CHILD WANTS TO WAKE UP IN A WET BED!
Physicians and parents should not "ignore" children with
nocturnal enuresis after they have reached 6 years of age(27).
DO NOT accept "He'll grow out of it" as an acceptable
solution. There can be significant psychosocial consequences when
physicians and parents do not treat older children with enuresis.
Parents do have treatment solutions that can eliminate years of
wetting for the majority of children with nocturnal enuresis.
Do Not Punish Your Child. Unfortunately, findings suggest
that 20-36% of parents have punished their children for bedwetting.
(28,29) Punishment can take the form of withdrawal
of privileges, increased expectation of household chores (cleaning
and laundry) and can even escalate to verbal and physical abuse.
Since these children have no control over their wetting, punishment
The way in which parents approach the child with enuresis can be
a source of conflict between parents especially since there
is no one cause and treatment. The parent who was enuretic themselves
may share some experiences but may choose not to relive the humiliation

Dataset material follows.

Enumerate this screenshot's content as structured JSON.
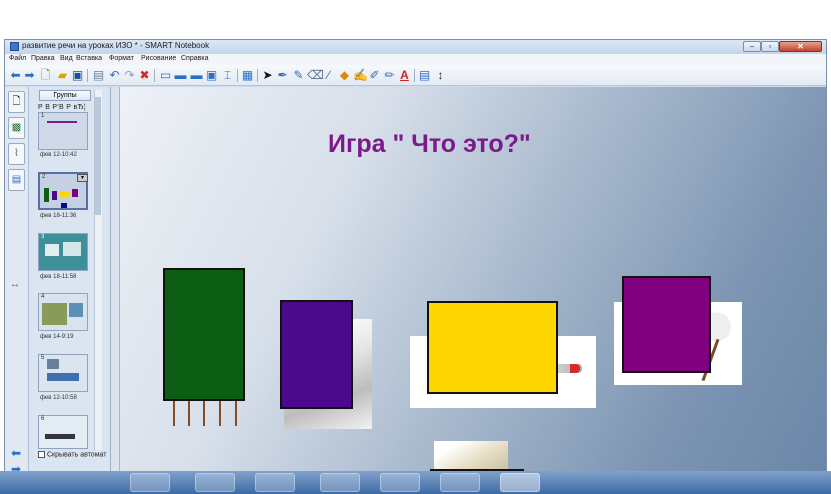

they felt. Often this wasn't previously discussed with their spouse.
The extra workload of changing bedding and getting the child up
during the night may cause even the best parents to become frustrated
with their child.
Children with Enuresis Often Have Lower Self-esteem (30)
and a Less Positive Self-concept (31,32).
Children with enuresis often go to great lengths to hide their wetting
from other family members and their friends. Parents report finding
wet sheets and clothing while their child denies that they wet.
Avoiding sleepovers or making excuses to be picked up early are
common. As the child reaches middle and high school, overnight school
trips and camps are avoided. Since developing independence is a
normal developmental task at this age, enuresis can impact this.
Shame, inferiority, and feelings of isolation are common. Often
the child feels they are the only one with this problem.
Treatment is Beneficial. Research does indicate that these
feelings dissipate once the enuresis in cured. Children who have
received treatment for nocturnal enuresis have improved scores in
social behavior and self-concept(31,33). Frequent follow-up
with emotional support and encouragement are important components
of successful treatment for children with enuresis. (34)